Fourth-year baseball player Jackson Schaum has also had a long battle with injuries during much of his college career. He tore his labrum in early 2021 and had surgery on it in May of that year. For him, resilience has been integral to the long process of rehabilitation, especially with the anxiety of potential reinjury.

“The mental part, at least in my experience, is over half the battle,” Schaum said. “I had a re-injury scare two weeks ago. When it happens, your first instinct is the worst case scenario.”

Luckily, the scare did not turn into something more serious for Schaum. Still, it serves as a reminder of how cautious and patient athletes have to be while coming back from an injury.

“You have to be careful even with totally normal soreness,” Schaum said. “The hardest part for me is being able to trust it enough to go full effort without hesitancy.”

Schaum thanks his teammates for giving him support as he dealt with this injury for two years.

“Honestly, I don’t think I would’ve continued playing if I didn’t have teammates that supported me so much,” he said. “They helped me a ton during my rehab with my return to throwing. They also were a motivation to get back to full strength. I love baseball, but I wanted to come back more to be with my teammates.”

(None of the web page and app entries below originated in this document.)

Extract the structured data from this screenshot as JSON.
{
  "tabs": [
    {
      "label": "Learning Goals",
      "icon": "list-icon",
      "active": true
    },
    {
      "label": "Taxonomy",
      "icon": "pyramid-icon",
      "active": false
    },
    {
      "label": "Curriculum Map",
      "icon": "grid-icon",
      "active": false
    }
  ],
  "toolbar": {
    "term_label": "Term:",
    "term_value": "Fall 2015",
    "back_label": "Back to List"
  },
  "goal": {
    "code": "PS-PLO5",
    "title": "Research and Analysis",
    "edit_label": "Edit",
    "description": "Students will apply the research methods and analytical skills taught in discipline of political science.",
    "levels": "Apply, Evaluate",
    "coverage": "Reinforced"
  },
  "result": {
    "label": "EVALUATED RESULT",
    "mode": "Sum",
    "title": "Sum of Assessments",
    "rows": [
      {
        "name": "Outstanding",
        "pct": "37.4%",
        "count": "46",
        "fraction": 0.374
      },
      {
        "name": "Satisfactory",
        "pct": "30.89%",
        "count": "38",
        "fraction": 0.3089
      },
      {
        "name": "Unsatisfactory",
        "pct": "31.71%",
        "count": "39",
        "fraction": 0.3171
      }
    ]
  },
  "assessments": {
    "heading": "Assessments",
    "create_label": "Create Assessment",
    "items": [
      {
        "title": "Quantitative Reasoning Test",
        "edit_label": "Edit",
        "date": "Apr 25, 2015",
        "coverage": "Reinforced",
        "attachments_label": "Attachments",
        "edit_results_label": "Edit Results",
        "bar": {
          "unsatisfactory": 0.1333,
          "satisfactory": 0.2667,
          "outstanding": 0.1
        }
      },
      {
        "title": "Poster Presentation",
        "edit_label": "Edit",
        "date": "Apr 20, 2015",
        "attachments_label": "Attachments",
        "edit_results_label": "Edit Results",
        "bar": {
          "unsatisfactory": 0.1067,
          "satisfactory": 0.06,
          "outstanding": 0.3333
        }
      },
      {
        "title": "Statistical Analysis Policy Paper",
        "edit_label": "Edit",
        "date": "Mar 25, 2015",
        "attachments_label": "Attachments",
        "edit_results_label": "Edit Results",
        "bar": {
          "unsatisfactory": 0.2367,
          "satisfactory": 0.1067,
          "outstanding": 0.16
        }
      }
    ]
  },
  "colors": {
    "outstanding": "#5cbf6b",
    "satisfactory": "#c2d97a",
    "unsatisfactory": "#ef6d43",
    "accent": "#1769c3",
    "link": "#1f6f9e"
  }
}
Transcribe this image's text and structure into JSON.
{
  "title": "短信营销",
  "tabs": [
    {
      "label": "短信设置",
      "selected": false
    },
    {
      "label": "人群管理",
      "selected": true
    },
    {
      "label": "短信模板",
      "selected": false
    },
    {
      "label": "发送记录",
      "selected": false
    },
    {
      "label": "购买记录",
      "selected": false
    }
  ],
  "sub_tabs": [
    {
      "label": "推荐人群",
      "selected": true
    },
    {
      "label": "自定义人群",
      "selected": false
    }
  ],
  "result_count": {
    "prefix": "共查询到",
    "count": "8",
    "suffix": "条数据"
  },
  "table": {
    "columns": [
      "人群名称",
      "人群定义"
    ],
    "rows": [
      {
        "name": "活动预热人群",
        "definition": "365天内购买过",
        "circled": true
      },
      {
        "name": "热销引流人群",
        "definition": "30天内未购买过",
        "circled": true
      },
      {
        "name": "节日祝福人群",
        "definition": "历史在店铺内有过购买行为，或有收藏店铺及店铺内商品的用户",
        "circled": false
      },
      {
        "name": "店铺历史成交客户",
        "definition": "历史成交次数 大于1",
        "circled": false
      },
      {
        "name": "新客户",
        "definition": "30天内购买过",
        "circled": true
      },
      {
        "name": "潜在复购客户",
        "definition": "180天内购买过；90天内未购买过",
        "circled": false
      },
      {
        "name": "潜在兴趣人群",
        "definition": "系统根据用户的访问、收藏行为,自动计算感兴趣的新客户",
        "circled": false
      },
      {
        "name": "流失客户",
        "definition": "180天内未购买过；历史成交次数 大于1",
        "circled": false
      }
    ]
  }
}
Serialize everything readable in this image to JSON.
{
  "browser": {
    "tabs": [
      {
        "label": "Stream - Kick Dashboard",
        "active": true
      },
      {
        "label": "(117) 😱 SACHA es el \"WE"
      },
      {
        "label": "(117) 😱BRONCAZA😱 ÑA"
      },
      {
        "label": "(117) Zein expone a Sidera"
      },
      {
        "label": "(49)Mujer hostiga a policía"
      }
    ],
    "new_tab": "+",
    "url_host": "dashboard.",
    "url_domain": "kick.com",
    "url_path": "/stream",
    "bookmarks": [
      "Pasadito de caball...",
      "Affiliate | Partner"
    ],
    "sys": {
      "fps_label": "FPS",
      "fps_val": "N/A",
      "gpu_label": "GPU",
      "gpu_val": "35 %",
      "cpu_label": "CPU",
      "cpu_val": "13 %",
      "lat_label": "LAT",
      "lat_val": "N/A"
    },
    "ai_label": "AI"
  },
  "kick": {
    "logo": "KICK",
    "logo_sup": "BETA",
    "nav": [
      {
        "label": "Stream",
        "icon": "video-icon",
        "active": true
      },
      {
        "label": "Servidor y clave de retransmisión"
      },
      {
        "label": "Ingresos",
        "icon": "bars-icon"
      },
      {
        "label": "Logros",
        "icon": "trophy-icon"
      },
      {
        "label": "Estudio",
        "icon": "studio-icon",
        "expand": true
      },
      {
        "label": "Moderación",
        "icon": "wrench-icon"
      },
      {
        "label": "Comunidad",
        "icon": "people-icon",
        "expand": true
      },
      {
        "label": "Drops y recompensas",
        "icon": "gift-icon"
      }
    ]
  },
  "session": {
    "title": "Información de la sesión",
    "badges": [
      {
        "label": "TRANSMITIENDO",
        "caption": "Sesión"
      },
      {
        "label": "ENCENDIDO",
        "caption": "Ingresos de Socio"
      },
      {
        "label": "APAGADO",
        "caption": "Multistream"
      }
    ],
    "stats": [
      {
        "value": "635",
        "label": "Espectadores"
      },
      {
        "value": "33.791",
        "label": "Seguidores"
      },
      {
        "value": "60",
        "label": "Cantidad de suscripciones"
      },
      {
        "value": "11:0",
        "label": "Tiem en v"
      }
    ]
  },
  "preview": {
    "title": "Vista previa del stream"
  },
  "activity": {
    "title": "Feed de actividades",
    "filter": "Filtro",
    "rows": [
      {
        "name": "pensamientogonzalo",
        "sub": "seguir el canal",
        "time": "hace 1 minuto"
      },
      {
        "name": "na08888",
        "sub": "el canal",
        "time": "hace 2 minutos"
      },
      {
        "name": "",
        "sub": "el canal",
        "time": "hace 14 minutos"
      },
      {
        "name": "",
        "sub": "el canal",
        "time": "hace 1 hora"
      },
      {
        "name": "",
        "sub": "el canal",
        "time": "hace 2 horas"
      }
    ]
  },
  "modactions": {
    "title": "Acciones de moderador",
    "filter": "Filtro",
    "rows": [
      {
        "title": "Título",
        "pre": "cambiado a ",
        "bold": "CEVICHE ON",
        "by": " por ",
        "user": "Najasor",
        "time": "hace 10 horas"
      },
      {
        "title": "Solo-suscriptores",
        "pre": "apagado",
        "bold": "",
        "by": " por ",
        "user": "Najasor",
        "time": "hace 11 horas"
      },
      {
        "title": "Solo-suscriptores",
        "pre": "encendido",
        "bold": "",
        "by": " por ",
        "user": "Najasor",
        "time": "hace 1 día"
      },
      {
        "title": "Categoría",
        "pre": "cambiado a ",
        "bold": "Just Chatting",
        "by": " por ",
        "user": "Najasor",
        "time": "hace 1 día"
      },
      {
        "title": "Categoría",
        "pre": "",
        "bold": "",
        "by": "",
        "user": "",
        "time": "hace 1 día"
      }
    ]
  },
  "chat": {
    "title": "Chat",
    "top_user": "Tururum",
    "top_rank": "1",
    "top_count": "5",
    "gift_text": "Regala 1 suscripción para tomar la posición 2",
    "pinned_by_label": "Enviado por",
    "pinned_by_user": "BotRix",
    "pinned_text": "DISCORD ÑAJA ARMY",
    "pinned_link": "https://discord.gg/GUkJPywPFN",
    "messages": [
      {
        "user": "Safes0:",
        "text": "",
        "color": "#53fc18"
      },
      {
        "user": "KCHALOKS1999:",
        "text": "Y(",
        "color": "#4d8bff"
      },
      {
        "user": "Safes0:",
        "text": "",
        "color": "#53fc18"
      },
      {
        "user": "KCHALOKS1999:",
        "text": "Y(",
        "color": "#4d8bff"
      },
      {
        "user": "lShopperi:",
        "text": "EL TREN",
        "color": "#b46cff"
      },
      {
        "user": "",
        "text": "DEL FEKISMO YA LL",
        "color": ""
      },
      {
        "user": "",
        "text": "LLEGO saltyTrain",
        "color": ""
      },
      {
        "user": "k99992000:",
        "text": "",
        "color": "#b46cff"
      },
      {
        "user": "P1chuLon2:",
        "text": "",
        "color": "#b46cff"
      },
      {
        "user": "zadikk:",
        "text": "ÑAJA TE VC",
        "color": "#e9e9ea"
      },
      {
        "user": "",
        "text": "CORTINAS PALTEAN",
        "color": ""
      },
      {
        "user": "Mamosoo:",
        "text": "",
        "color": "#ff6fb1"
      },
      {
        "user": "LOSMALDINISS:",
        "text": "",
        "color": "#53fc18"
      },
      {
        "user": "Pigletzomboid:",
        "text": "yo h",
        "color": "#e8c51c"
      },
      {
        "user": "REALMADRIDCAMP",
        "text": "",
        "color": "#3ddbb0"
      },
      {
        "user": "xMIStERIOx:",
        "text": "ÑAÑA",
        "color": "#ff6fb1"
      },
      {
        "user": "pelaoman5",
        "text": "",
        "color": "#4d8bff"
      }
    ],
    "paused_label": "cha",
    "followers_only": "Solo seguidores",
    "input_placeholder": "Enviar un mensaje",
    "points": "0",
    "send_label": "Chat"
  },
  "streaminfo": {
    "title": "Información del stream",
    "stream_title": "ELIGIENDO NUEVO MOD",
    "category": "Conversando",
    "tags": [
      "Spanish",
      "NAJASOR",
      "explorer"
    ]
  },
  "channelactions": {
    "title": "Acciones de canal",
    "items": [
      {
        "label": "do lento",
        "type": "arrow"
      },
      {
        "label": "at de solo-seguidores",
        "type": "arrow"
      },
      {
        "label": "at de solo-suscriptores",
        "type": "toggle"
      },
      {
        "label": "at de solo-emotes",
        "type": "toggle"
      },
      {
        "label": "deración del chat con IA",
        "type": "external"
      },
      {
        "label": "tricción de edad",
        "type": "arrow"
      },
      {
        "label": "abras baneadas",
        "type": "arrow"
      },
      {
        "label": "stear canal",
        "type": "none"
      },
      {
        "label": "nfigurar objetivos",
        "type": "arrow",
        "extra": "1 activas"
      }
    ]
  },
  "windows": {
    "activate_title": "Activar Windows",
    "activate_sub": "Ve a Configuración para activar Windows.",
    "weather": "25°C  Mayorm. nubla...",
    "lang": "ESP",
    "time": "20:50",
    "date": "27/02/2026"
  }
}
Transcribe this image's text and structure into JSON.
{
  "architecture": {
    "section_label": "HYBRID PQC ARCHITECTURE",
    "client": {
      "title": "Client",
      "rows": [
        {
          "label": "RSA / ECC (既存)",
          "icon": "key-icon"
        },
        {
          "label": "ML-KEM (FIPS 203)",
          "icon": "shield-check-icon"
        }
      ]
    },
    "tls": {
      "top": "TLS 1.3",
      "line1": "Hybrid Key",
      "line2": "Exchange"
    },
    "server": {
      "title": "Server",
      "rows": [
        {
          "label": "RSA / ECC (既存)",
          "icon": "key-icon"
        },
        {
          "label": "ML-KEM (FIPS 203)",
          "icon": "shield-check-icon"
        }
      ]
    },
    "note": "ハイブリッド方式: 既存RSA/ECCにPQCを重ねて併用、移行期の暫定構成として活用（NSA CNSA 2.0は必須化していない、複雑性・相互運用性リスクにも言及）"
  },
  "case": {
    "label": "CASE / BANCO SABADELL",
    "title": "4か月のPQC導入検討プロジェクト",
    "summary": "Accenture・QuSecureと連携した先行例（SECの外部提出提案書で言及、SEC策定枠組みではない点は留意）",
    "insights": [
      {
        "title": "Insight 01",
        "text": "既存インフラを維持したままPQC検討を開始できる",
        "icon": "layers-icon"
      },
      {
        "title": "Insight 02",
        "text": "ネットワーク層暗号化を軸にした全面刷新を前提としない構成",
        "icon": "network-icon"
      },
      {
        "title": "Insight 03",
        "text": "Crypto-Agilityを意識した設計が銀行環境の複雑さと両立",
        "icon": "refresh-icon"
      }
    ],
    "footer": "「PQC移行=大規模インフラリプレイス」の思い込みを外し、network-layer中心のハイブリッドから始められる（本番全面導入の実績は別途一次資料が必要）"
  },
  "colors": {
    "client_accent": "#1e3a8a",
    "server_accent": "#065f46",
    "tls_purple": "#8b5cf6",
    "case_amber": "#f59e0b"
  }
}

Ragone and Schaum are fourth-years and have been able to reflect on how their injuries have impacted their collegiate careers in the long term. For younger athletes like first-year lacrosse player Jackson Davies, the stress brought by injury is experienced differently. Davies has been dealing with rotator cuff strains in both of his shoulders ahead of his first season of college lacrosse and for him, sitting on the sidelines has been agonizing.

“The most difficult part is definitely not being able to play,” Davies said. “As [first-years] we are trying to prove ourselves and make an impact on the team and we can’t do that if we are injured.”

Like Ragone, Davies is grateful to Rondini for helping him deal with his injury.

“Jill has been amazing in helping me,” he said. “She’s a great trainer, great human, and she al- ways has a smile and makes me feel better when I’m down.”

Despite the frustration he feels over not being able to play, Davies approaches his injury with a patient mindset and is deter- mined to recover and work hard at practice.

“Honestly, there’s not much to do besides know that injuries are a part of sports and they will inevitably happen,” he said. “The best thing we can do is work as hard as we do on the field to make our injuries feel better and get as close to 100 percent as possible.”